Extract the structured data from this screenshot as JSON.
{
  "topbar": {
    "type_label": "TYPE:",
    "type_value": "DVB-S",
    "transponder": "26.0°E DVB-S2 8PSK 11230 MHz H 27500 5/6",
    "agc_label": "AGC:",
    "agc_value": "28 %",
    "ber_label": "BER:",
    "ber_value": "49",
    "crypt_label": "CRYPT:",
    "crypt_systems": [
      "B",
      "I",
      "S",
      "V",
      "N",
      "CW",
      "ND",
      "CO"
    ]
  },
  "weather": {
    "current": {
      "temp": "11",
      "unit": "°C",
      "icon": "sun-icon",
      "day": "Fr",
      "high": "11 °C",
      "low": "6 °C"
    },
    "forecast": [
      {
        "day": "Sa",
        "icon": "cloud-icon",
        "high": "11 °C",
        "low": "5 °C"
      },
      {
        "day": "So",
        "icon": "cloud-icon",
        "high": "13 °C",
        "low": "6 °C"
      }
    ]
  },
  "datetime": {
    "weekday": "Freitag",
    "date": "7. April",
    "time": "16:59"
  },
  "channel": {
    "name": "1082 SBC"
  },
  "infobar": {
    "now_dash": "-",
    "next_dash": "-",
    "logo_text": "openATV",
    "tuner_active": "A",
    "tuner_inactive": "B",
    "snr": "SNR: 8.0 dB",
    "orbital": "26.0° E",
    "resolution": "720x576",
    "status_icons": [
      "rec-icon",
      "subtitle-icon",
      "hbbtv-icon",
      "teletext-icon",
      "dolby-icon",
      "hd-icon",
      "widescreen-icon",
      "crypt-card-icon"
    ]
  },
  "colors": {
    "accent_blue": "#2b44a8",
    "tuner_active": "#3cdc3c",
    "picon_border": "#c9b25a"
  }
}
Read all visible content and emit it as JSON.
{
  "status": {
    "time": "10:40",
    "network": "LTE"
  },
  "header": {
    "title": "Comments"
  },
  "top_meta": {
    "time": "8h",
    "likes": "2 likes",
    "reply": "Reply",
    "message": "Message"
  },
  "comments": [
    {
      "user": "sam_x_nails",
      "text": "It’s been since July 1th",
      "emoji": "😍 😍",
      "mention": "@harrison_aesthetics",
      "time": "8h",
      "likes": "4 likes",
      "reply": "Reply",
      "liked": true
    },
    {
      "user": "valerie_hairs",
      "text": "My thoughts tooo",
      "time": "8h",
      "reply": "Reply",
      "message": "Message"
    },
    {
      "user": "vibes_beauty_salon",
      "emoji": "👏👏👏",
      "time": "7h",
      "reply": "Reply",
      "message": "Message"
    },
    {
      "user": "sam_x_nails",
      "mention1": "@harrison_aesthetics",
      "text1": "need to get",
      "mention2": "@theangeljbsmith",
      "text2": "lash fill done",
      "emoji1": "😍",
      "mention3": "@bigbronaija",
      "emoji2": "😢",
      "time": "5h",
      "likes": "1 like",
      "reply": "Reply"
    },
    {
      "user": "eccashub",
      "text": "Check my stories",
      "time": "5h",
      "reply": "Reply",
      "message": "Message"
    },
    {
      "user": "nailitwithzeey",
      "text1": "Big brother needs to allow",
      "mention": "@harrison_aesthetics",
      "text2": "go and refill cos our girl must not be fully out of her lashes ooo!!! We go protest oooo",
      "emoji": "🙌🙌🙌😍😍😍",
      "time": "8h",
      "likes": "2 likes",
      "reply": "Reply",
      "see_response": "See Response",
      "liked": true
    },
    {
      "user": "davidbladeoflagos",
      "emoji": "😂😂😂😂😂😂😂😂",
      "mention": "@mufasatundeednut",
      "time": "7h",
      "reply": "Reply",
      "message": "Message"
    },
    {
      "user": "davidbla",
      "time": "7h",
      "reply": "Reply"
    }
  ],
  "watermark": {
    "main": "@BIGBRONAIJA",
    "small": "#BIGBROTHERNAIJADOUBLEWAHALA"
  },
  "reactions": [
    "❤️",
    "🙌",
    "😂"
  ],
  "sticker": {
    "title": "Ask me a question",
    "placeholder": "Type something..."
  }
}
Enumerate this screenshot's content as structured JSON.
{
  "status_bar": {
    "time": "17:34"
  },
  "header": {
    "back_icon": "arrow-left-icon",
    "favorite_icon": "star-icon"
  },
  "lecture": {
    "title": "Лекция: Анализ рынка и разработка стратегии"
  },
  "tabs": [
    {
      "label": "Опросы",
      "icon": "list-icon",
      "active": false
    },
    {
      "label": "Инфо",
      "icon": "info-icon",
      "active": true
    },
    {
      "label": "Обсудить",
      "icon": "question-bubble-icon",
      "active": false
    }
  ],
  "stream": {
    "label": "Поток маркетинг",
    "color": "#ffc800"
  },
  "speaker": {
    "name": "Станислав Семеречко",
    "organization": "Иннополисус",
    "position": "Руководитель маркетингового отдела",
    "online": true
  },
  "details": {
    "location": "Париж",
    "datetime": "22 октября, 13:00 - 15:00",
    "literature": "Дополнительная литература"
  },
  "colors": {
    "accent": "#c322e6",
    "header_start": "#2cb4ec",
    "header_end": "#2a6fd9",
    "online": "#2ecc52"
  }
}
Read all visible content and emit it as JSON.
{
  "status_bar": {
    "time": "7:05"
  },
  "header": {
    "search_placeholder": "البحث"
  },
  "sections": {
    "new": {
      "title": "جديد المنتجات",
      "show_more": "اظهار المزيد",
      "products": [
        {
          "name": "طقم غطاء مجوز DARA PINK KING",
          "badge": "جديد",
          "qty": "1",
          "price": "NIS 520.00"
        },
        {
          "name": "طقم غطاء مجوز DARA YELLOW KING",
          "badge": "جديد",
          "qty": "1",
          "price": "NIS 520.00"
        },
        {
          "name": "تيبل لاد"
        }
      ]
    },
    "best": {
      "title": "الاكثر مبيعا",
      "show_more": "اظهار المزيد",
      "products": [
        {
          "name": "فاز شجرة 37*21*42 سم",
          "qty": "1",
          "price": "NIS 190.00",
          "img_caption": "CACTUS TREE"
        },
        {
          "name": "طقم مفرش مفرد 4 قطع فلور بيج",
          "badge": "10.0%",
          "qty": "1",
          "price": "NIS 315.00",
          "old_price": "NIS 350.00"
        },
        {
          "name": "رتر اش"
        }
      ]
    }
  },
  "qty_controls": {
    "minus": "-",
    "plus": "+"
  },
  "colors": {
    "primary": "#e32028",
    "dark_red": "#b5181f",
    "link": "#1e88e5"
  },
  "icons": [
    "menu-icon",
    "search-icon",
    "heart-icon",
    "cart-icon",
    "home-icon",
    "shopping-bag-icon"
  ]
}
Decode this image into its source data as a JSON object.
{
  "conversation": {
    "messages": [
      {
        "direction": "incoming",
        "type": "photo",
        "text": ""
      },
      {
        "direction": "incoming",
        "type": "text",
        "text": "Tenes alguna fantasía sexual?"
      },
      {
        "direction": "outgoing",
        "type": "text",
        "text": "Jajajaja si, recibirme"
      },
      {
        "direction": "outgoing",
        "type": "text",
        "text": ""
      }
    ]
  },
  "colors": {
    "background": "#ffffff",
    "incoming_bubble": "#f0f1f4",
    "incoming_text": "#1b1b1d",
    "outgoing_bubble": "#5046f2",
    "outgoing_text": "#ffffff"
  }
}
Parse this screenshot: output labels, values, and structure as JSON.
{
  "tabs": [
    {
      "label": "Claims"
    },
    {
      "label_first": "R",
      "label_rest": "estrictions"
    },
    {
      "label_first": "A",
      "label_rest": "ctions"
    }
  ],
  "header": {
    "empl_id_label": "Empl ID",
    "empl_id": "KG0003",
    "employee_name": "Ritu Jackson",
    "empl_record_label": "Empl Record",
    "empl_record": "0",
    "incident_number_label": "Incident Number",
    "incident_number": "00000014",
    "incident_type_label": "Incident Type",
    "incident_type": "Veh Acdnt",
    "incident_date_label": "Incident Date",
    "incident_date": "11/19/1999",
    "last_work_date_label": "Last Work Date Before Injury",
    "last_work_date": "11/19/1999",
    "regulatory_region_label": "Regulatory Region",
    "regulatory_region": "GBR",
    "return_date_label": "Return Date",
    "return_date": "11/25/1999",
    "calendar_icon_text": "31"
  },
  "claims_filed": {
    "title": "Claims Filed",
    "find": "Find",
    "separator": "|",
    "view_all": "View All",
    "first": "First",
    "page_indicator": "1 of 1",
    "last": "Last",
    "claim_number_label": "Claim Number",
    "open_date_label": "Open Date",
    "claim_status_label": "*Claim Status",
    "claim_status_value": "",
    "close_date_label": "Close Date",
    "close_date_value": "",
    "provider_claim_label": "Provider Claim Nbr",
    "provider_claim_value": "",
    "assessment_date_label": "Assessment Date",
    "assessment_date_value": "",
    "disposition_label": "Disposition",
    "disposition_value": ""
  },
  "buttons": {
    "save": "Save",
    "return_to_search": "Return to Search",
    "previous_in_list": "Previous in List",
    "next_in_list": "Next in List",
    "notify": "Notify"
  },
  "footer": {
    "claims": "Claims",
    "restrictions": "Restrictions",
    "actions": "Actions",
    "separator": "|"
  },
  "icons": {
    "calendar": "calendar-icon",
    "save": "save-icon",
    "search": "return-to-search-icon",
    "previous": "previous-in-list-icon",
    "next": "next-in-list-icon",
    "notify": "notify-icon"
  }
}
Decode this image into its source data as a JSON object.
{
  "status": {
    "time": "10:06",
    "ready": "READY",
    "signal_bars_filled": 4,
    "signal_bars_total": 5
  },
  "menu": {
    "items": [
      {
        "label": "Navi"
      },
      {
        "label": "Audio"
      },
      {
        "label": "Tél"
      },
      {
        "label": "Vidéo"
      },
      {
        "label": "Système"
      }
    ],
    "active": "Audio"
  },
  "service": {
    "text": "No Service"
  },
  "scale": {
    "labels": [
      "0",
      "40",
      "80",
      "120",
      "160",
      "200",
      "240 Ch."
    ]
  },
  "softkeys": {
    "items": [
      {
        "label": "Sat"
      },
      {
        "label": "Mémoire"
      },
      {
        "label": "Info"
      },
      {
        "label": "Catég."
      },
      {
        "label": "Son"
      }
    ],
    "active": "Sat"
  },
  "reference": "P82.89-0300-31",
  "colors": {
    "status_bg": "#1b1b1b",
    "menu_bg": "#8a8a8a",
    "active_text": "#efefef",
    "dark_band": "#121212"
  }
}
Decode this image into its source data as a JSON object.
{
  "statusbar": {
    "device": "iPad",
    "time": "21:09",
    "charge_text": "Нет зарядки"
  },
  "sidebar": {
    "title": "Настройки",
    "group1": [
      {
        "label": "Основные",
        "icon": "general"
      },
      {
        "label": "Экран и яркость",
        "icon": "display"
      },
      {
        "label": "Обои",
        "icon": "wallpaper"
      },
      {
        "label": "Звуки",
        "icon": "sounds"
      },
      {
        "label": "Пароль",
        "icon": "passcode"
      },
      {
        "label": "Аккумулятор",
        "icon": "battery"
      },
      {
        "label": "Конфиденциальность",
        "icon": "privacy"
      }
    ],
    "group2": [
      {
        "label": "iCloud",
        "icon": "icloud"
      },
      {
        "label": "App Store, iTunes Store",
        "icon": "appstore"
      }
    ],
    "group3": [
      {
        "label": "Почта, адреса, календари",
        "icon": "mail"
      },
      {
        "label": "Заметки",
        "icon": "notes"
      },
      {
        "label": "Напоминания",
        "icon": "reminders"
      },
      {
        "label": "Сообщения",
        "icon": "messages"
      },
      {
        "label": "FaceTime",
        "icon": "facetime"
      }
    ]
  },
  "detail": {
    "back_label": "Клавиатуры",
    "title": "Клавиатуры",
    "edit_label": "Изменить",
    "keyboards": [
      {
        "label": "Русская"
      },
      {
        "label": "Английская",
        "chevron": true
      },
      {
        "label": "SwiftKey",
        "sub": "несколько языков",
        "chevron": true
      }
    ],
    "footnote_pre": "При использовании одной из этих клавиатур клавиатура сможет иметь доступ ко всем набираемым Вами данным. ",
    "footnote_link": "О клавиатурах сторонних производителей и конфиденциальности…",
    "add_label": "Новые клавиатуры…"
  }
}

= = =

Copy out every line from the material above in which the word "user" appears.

* [Solution to the problem]:
      "user": "sam_x_nails",
      "user": "valerie_hairs",
      "user": "vibes_beauty_salon",
      "user": "sam_x_nails",
      "user": "eccashub",
      "user": "nailitwithzeey",
      "user": "davidbladeoflagos",
      "user": "davidbla",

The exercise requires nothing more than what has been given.